What this task involves: Among the lines of the data, copy those that hold "USING".
Top of Supplied information
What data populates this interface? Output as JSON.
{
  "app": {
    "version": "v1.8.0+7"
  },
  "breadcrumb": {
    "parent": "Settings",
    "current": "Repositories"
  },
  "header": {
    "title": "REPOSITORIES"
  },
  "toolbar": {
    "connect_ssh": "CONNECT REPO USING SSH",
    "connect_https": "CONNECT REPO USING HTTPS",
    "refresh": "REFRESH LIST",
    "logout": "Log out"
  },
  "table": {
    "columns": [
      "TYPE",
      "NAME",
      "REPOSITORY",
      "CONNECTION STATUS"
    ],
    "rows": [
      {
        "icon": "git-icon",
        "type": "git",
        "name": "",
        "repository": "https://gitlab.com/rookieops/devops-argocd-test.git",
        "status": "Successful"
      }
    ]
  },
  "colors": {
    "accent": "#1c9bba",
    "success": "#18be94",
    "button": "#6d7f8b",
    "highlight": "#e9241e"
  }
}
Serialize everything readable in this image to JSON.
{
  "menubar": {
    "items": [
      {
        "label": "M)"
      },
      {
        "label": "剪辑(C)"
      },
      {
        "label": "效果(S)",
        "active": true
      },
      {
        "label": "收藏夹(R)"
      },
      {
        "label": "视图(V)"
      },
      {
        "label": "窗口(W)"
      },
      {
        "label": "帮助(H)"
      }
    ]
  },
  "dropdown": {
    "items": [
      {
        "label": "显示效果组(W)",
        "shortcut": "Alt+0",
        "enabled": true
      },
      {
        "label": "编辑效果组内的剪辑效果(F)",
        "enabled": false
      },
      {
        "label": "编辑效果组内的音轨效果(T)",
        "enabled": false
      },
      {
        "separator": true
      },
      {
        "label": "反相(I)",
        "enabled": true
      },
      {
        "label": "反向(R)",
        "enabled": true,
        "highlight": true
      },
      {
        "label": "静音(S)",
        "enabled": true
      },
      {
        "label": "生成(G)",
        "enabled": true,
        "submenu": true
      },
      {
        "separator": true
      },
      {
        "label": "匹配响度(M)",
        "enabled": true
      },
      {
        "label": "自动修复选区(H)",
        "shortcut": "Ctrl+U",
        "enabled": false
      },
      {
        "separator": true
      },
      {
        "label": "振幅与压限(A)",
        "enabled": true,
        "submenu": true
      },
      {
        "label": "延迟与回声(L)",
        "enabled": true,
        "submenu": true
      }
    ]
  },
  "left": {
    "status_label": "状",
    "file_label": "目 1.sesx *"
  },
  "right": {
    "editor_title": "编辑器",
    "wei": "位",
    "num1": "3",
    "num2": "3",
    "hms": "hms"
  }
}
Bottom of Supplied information
Result of the exercise:
    "connect_ssh": "CONNECT REPO USING SSH",
    "connect_https": "CONNECT REPO USING HTTPS",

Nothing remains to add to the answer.